▶ [TASK GOAL] Return all lines below containing the word "Admin".

═════ DATA EXCERPTS ═════

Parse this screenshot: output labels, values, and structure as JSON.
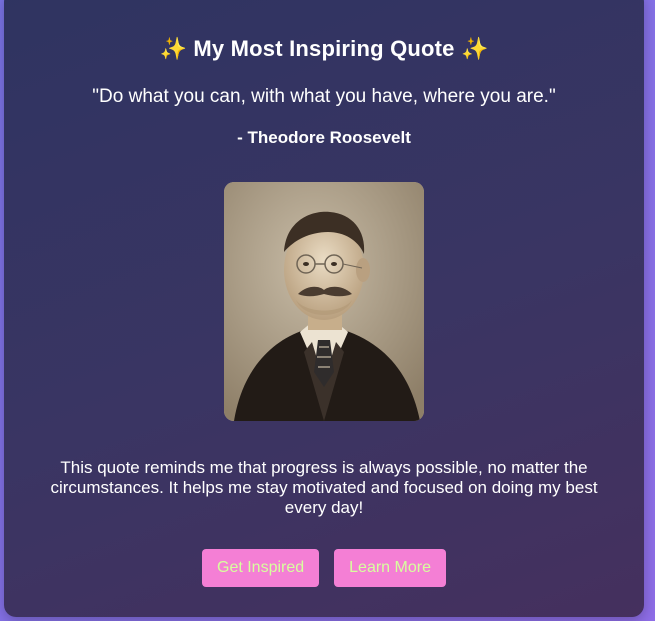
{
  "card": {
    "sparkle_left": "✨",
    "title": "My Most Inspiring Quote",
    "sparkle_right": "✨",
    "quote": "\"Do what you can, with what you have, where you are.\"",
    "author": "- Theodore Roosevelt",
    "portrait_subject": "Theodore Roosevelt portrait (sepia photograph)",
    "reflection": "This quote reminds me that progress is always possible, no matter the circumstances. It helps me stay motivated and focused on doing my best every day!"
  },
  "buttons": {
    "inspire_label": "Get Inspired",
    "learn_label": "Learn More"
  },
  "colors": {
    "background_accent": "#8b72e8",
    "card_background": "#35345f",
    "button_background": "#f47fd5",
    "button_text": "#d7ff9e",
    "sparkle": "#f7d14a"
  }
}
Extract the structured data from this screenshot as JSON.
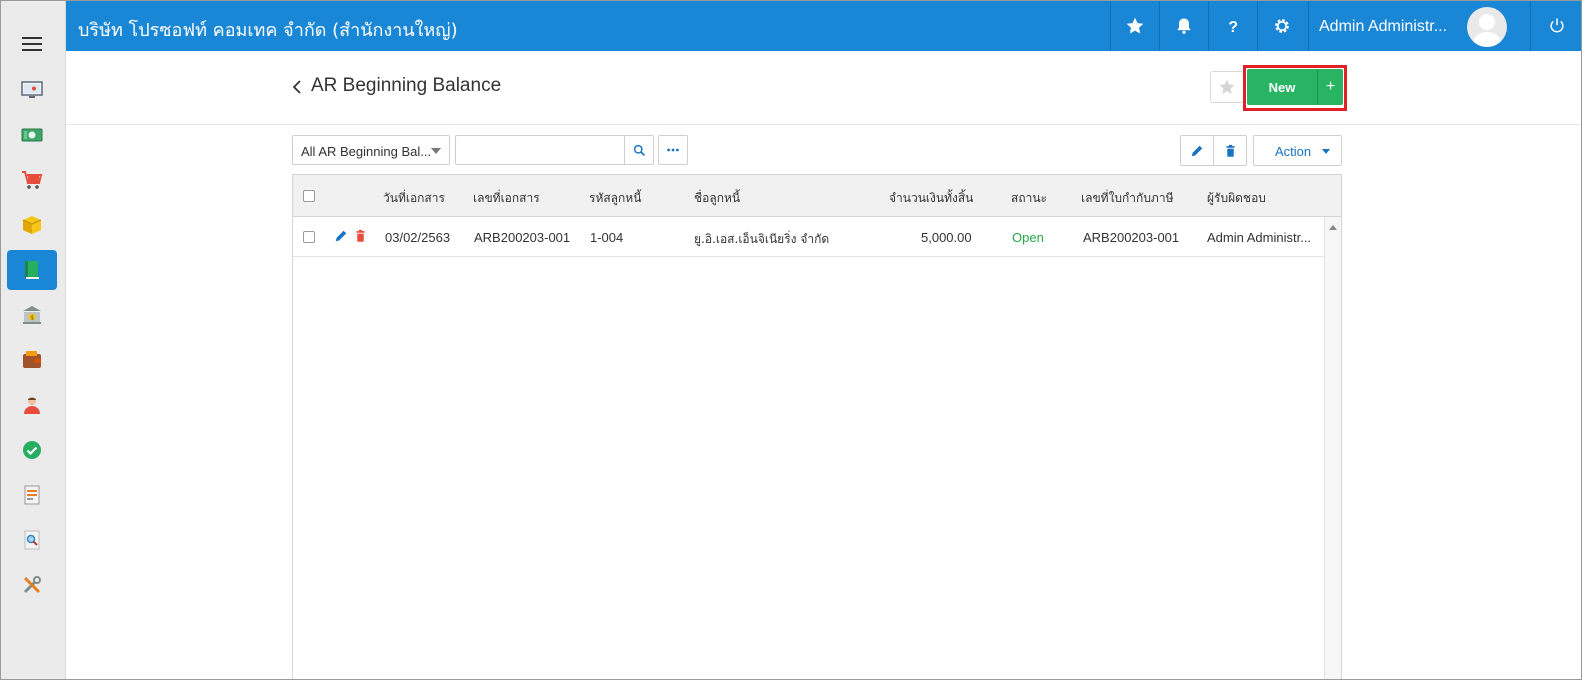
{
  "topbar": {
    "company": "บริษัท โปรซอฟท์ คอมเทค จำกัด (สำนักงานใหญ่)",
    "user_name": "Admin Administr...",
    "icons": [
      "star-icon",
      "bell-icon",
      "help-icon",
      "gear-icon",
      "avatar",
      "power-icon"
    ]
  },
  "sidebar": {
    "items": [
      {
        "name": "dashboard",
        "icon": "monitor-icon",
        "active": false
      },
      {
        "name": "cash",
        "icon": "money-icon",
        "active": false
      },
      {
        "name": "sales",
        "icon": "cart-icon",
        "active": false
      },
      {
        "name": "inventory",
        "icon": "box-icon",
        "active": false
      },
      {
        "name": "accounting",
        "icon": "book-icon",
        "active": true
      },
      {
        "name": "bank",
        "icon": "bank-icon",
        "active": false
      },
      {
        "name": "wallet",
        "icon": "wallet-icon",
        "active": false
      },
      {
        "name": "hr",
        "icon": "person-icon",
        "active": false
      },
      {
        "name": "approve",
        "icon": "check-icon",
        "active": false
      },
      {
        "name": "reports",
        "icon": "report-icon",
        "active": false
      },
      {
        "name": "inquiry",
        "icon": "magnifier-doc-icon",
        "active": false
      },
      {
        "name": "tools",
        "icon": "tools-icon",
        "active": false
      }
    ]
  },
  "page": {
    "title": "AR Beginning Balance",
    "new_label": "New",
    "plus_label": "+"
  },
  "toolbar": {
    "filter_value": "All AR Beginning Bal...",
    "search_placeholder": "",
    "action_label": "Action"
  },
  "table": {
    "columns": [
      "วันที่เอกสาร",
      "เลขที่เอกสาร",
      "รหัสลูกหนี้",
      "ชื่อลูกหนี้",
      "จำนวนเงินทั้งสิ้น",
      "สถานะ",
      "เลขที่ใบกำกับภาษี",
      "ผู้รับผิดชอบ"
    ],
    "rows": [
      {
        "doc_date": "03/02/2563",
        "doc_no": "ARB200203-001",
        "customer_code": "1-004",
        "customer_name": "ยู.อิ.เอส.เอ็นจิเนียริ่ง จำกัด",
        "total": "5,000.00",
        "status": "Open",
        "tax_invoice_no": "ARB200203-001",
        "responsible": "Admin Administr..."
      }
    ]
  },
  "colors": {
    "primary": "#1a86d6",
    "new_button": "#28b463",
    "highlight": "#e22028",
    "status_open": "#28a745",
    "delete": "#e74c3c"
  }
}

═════

▶ [COMPLETED EXERCISE]
    "user_name": "Admin Administr...",
        "responsible": "Admin Administr..."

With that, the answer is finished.